═════ ENTRIES SUPPLIED ═════
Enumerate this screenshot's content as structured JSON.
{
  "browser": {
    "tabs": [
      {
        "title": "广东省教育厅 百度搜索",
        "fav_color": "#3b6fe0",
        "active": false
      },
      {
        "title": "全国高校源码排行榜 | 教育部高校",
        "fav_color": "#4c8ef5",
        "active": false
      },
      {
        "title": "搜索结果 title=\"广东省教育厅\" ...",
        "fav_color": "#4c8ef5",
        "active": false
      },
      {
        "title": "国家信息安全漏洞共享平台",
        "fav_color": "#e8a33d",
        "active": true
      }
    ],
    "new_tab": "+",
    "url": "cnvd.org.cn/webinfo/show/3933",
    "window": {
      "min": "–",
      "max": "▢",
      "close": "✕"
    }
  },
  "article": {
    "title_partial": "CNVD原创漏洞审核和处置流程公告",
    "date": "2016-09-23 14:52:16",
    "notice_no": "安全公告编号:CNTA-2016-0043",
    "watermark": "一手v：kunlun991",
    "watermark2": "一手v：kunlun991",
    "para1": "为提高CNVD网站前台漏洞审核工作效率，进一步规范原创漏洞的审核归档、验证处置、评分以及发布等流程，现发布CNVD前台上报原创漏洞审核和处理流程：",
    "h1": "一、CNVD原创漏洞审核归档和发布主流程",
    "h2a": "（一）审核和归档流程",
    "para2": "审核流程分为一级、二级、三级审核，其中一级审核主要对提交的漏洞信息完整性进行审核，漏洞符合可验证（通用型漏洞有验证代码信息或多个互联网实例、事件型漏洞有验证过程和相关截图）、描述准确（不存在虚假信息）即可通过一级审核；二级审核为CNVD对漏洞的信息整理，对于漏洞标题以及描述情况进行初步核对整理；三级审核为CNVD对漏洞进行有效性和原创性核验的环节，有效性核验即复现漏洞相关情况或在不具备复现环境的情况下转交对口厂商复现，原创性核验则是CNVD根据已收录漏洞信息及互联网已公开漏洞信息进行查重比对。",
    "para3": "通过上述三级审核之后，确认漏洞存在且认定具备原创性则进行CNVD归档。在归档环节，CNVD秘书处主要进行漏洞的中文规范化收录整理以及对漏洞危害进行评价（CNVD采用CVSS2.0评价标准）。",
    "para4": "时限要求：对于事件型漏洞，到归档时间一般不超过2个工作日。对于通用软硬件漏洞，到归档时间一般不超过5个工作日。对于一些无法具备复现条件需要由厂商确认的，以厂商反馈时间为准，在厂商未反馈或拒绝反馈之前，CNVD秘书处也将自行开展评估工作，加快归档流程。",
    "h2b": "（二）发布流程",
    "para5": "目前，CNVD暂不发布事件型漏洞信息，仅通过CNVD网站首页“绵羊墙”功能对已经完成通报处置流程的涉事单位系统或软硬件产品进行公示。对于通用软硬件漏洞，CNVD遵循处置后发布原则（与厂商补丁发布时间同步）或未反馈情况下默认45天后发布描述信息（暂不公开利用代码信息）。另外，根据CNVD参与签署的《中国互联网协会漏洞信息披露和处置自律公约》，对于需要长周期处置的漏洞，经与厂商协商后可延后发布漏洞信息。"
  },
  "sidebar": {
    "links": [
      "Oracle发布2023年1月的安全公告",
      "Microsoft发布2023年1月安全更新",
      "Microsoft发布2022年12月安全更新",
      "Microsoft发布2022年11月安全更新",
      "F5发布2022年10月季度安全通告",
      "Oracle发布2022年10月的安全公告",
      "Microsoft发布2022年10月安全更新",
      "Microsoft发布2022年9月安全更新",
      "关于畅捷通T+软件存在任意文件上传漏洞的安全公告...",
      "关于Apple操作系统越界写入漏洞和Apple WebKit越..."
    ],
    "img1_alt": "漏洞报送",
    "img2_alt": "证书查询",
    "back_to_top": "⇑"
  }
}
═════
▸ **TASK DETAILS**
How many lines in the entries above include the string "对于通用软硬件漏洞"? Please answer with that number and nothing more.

▸ **EXPECTED ANSWER**
2